** THE DATA follows **
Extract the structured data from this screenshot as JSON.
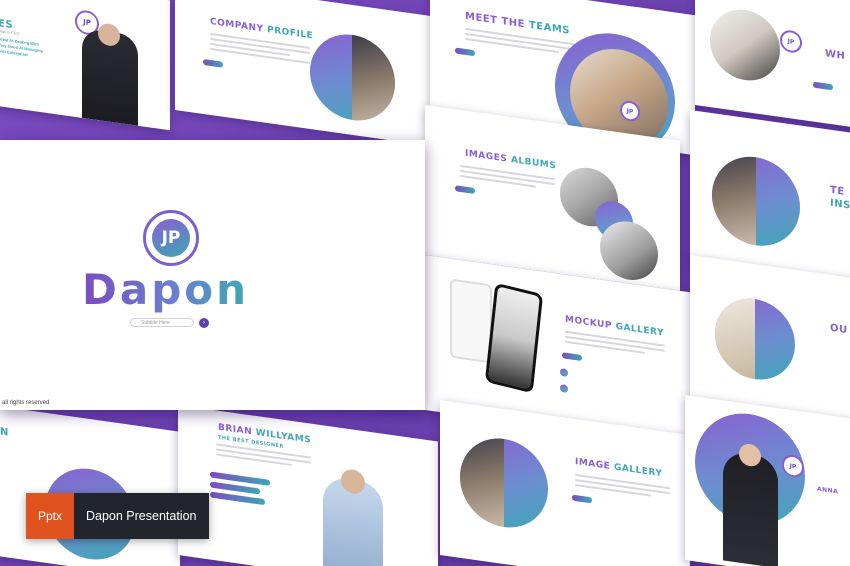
{
  "main_slide": {
    "logo_glyph": "JP",
    "brand_name": "Dapon",
    "search_placeholder": "Subtitle Here",
    "rights": "all rights reserved"
  },
  "slides": {
    "ceo": {
      "title_fragment": "ES",
      "quote_1": "Great At Dealing With",
      "quote_2": "Very Good At Managing",
      "quote_3": "with Enterprise!",
      "role": "Dapon CEO"
    },
    "company_profile": {
      "title_a": "COMPANY",
      "title_b": "PROFILE"
    },
    "meet_teams": {
      "title_a": "MEET THE",
      "title_b": "TEAMS"
    },
    "right_top": {
      "title_fragment": "WH"
    },
    "images_albums": {
      "title_a": "IMAGES",
      "title_b": "ALBUMS"
    },
    "right_mid": {
      "title_fragment_1": "TE",
      "title_fragment_2": "INS"
    },
    "mockup_gallery": {
      "title_a": "MOCKUP",
      "title_b": "GALLERY"
    },
    "right_low": {
      "title_fragment": "OU"
    },
    "left_bottom": {
      "title_fragment": "N"
    },
    "brian": {
      "title_a": "BRIAN",
      "title_b": "WILLYAMS",
      "subtitle": "THE BEST DESIGNER"
    },
    "image_gallery": {
      "title_a": "IMAGE",
      "title_b": "GALLERY"
    },
    "right_bottom": {
      "title_fragment": "ANNA"
    }
  },
  "badge": {
    "format": "Pptx",
    "name": "Dapon Presentation"
  },
  "colors": {
    "purple": "#7a4cc0",
    "teal": "#3ea7b5",
    "badge_orange": "#e0531f",
    "badge_dark": "#22262c"
  }
}
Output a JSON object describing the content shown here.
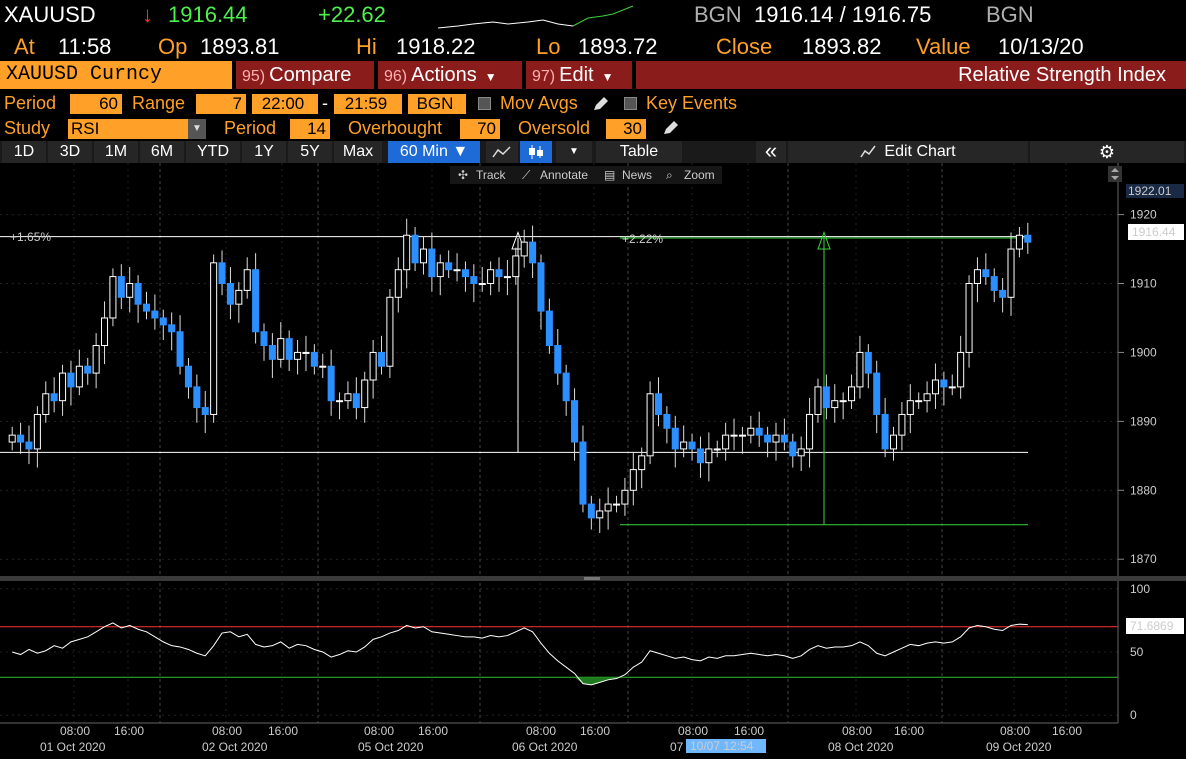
{
  "quote": {
    "ticker": "XAUUSD",
    "arrow": "↓",
    "last": "1916.44",
    "change": "+22.62",
    "bid_src": "BGN",
    "bid_ask": "1916.14 / 1916.75",
    "ask_src": "BGN",
    "at_label": "At",
    "time": "11:58",
    "op_label": "Op",
    "open": "1893.81",
    "hi_label": "Hi",
    "high": "1918.22",
    "lo_label": "Lo",
    "low": "1893.72",
    "close_label": "Close",
    "close": "1893.82",
    "value_label": "Value",
    "value_date": "10/13/20"
  },
  "function_bar": {
    "security": "XAUUSD Curncy",
    "compare_num": "95)",
    "compare": "Compare",
    "actions_num": "96)",
    "actions": "Actions",
    "edit_num": "97)",
    "edit": "Edit",
    "title": "Relative Strength Index"
  },
  "params": {
    "period_label": "Period",
    "period": "60",
    "range_label": "Range",
    "range": "7",
    "from_time": "22:00",
    "dash": "-",
    "to_time": "21:59",
    "source": "BGN",
    "mov_avgs": "Mov Avgs",
    "key_events": "Key Events",
    "study_label": "Study",
    "study": "RSI",
    "rsi_period_label": "Period",
    "rsi_period": "14",
    "overbought_label": "Overbought",
    "overbought": "70",
    "oversold_label": "Oversold",
    "oversold": "30"
  },
  "toolbar": {
    "ranges": [
      "1D",
      "3D",
      "1M",
      "6M",
      "YTD",
      "1Y",
      "5Y",
      "Max"
    ],
    "interval": "60 Min ▼",
    "table": "Table",
    "edit_chart": "Edit Chart",
    "collapse": "«"
  },
  "chart_tools": {
    "track": "Track",
    "annotate": "Annotate",
    "news": "News",
    "zoom": "Zoom"
  },
  "colors": {
    "up": "#ffffff",
    "down": "#2b8fff",
    "accent": "#ffa028",
    "overbought_line": "#ff3030",
    "oversold_line": "#30c030"
  },
  "chart_data": [
    {
      "type": "candlestick",
      "title": "",
      "y_ticks": [
        1870,
        1880,
        1890,
        1900,
        1910,
        1920
      ],
      "ylim": [
        1868,
        1924
      ],
      "last_price": "1916.44",
      "max_label": "1922.01",
      "annotations": [
        {
          "text": "+1.65%",
          "from": 1885.5,
          "to": 1916.8
        },
        {
          "text": "+2.22%",
          "from": 1875.0,
          "to": 1916.8
        }
      ],
      "x_ticks": [
        "08:00",
        "16:00",
        "08:00",
        "16:00",
        "08:00",
        "16:00",
        "08:00",
        "16:00",
        "08:00",
        "16:00",
        "08:00",
        "16:00",
        "08:00",
        "16:00"
      ],
      "x_dates": [
        "01 Oct 2020",
        "02 Oct 2020",
        "05 Oct 2020",
        "06 Oct 2020",
        "07",
        "08 Oct 2020",
        "09 Oct 2020"
      ],
      "cursor_label": "10/07 12:54",
      "closes": [
        1888,
        1887,
        1886,
        1891,
        1894,
        1893,
        1897,
        1895,
        1898,
        1897,
        1901,
        1905,
        1911,
        1908,
        1910,
        1907,
        1906,
        1905,
        1904,
        1903,
        1898,
        1895,
        1892,
        1891,
        1913,
        1910,
        1907,
        1909,
        1912,
        1903,
        1901,
        1899,
        1902,
        1899,
        1900,
        1900,
        1898,
        1898,
        1893,
        1893,
        1894,
        1892,
        1896,
        1900,
        1898,
        1908,
        1912,
        1917,
        1913,
        1915,
        1911,
        1913,
        1912,
        1912,
        1911,
        1910,
        1910,
        1912,
        1911,
        1911,
        1914,
        1916,
        1913,
        1906,
        1901,
        1897,
        1893,
        1887,
        1878,
        1876,
        1877,
        1878,
        1878,
        1880,
        1883,
        1885,
        1894,
        1891,
        1889,
        1886,
        1887,
        1886,
        1884,
        1886,
        1886,
        1888,
        1888,
        1888,
        1889,
        1888,
        1887,
        1888,
        1887,
        1885,
        1886,
        1891,
        1895,
        1892,
        1893,
        1893,
        1895,
        1900,
        1897,
        1891,
        1886,
        1888,
        1891,
        1893,
        1893,
        1894,
        1896,
        1895,
        1895,
        1900,
        1910,
        1912,
        1911,
        1909,
        1908,
        1915,
        1917,
        1916
      ]
    },
    {
      "type": "line",
      "title": "",
      "y_ticks": [
        0,
        50,
        100
      ],
      "ylim": [
        -3,
        103
      ],
      "overbought": 70,
      "oversold": 30,
      "last_value": "71.6869",
      "values": [
        50,
        48,
        52,
        49,
        51,
        55,
        53,
        58,
        60,
        62,
        66,
        70,
        73,
        69,
        71,
        68,
        66,
        62,
        58,
        55,
        54,
        52,
        49,
        47,
        55,
        65,
        66,
        62,
        64,
        56,
        54,
        55,
        58,
        53,
        56,
        55,
        52,
        50,
        46,
        48,
        51,
        50,
        54,
        60,
        62,
        65,
        67,
        71,
        69,
        70,
        66,
        65,
        64,
        63,
        62,
        62,
        61,
        63,
        62,
        63,
        66,
        69,
        66,
        57,
        49,
        43,
        38,
        33,
        25,
        24,
        26,
        28,
        29,
        32,
        38,
        42,
        51,
        49,
        47,
        45,
        46,
        44,
        43,
        46,
        45,
        47,
        47,
        48,
        49,
        48,
        47,
        48,
        47,
        45,
        47,
        52,
        55,
        53,
        54,
        54,
        55,
        58,
        55,
        49,
        47,
        50,
        53,
        56,
        55,
        57,
        58,
        57,
        58,
        62,
        69,
        71,
        70,
        68,
        67,
        71,
        72,
        71.7
      ]
    }
  ]
}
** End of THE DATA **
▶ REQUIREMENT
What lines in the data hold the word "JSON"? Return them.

▶ TASK RESULT
Extract the structured data from this screenshot as JSON.
Output a JSON object describing the content shown here.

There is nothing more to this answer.